# Task prompt
Your answer should consist of the lines in the data below that contain "icon".

Page and application data records:
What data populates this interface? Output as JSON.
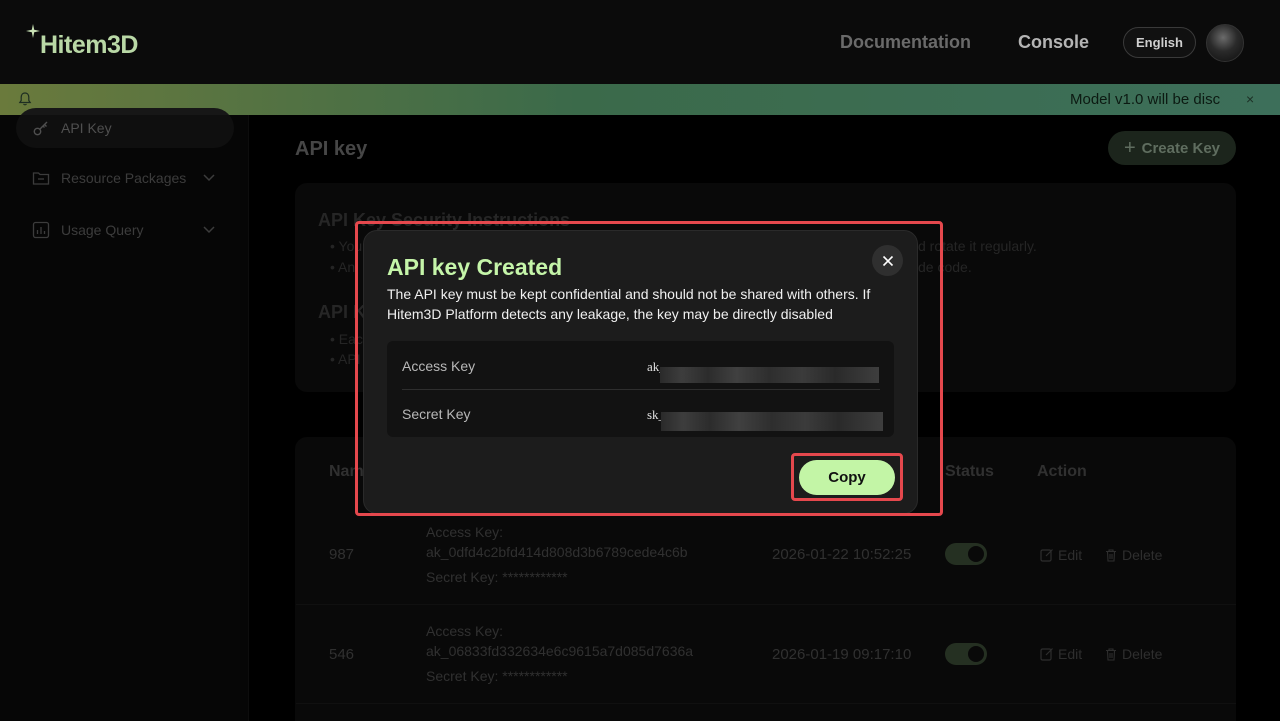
{
  "header": {
    "logo_text": "Hitem3D",
    "nav": {
      "documentation": "Documentation",
      "console": "Console"
    },
    "language": "English"
  },
  "announcement": {
    "text": "Model v1.0 will be disc",
    "close": "×"
  },
  "sidebar": {
    "items": [
      {
        "label": "API Key",
        "icon": "key-icon",
        "active": true
      },
      {
        "label": "Resource Packages",
        "icon": "folder-icon",
        "expandable": true
      },
      {
        "label": "Usage Query",
        "icon": "chart-icon",
        "expandable": true
      }
    ]
  },
  "main": {
    "title": "API key",
    "create_button": "Create Key",
    "security": {
      "heading1": "API Key Security Instructions",
      "line1_start": "• You",
      "line1_end": "d rotate it regularly.",
      "line2_start": "• An",
      "line2_end": "de code.",
      "heading2": "API K",
      "line3_start": "• Eac",
      "line4_start": "• API"
    },
    "table": {
      "headers": {
        "name": "Nam",
        "status": "Status",
        "action": "Action"
      },
      "rows": [
        {
          "name": "987",
          "access_label": "Access Key:",
          "access_value": "ak_0dfd4c2bfd414d808d3b6789cede4c6b",
          "secret": "Secret Key: ************",
          "created": "2026-01-22 10:52:25",
          "edit": "Edit",
          "delete": "Delete"
        },
        {
          "name": "546",
          "access_label": "Access Key:",
          "access_value": "ak_06833fd332634e6c9615a7d085d7636a",
          "secret": "Secret Key: ************",
          "created": "2026-01-19 09:17:10",
          "edit": "Edit",
          "delete": "Delete"
        }
      ]
    }
  },
  "modal": {
    "title": "API key Created",
    "description": "The API key must be kept confidential and should not be shared with others. If Hitem3D Platform detects any leakage, the key may be directly disabled",
    "access_label": "Access Key",
    "access_prefix": "ak_",
    "secret_label": "Secret Key",
    "secret_prefix": "sk_",
    "copy_button": "Copy"
  },
  "colors": {
    "accent": "#c3f5a6",
    "highlight": "#e5484d"
  }
}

# Solution to this task
        "icon": "key-icon",
        "icon": "folder-icon",
        "icon": "chart-icon",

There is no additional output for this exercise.